Records from a collection:
◇ ◇ ◇

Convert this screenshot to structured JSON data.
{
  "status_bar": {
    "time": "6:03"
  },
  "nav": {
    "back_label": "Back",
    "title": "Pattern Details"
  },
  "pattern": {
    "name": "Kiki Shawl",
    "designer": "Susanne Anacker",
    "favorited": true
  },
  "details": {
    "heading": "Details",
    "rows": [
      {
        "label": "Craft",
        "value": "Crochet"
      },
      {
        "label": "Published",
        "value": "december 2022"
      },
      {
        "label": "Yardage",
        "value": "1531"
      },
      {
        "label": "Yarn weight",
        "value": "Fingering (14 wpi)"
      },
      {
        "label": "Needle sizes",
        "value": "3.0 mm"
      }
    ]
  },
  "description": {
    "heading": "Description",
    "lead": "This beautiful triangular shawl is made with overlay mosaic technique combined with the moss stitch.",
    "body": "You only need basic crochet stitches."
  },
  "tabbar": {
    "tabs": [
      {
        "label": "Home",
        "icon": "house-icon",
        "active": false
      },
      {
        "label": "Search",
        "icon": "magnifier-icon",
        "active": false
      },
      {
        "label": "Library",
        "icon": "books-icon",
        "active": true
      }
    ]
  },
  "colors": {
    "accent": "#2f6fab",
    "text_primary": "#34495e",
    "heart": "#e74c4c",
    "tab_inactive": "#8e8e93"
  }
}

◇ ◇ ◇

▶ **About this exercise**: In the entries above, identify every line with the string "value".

▶ **Solution**:
        "value": "Crochet"
        "value": "december 2022"
        "value": "1531"
        "value": "Fingering (14 wpi)"
        "value": "3.0 mm"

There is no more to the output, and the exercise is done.